Taking some time to try and notice your strengths or get feedback from others on what these are, means that you can work out if you use them well or if they can be unhelpful at times.
For example: You might be very naturally supportive of others around you, but if you spend too much time putting others’ needs first, you may neglect your own and not gain the support you need.
Human strengths of character have been classified in 6 areas:
- Wisdom and knowledge
Take the quiz to find out your strongest character quality, and what it means:
Now you have identified your key strength it will be helpful to ask yourself these critical questions:
- Is this always helpful for me?
- In what situations is it most helpful?
- Are there times when it may contribute to my stress?
- Are there any other strengths I would love to make more of, but don’t get the chance to?
Next you should use this information to take it forward and apply it into your day-to-day life.
Record what you notice about the impact of putting these steps into practice in your daily life over the next seven days.

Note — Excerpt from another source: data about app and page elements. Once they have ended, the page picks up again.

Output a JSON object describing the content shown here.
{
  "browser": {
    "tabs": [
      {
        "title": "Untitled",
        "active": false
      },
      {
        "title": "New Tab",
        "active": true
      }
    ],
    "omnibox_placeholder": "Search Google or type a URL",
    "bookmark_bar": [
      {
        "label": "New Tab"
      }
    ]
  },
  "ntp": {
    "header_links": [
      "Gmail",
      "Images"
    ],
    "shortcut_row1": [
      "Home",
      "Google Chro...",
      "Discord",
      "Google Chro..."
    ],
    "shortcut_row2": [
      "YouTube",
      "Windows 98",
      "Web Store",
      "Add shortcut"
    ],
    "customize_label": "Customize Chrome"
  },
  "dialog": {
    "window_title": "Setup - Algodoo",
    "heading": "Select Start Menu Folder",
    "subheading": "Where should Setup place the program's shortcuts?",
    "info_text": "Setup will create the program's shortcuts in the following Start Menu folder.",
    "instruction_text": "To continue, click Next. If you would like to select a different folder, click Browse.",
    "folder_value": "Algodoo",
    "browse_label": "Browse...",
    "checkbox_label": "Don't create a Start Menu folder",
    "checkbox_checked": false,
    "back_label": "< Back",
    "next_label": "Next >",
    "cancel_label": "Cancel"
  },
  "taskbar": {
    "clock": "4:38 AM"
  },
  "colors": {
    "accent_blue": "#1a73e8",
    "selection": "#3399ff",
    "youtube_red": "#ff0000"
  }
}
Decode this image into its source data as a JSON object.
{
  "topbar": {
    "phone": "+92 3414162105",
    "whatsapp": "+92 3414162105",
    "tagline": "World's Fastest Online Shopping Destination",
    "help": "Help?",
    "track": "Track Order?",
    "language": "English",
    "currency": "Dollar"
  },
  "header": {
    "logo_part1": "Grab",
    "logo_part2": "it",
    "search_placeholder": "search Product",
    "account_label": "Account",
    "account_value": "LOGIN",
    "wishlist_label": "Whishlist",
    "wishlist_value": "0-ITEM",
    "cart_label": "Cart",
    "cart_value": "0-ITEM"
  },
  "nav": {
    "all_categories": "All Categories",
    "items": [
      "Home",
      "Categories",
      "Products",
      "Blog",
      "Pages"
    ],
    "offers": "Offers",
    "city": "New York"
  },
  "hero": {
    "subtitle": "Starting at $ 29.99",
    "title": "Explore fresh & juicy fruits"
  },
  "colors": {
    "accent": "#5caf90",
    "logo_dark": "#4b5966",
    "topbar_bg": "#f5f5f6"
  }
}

This will help you balance how and when you apply your strength to the best effect.
You can identify your own strengths without the quiz too. It is important to take your time with this process, and really look for the positives. Ask yourself the following questions:
- What am I doing when I’m at my best?
- What do others say they appreciate or admire about me?
- When you have a tough day, what strengths or qualities do you use to get through it effectively?
Try and name as many strengths as possible, even if you don’t rate yourself particularly highly on them, and ask others for their feedback. Then ask the critical questions and repeat the steps for each strength.
Last updated Tuesday 17 September 2019
First published on Tuesday 20 September 2016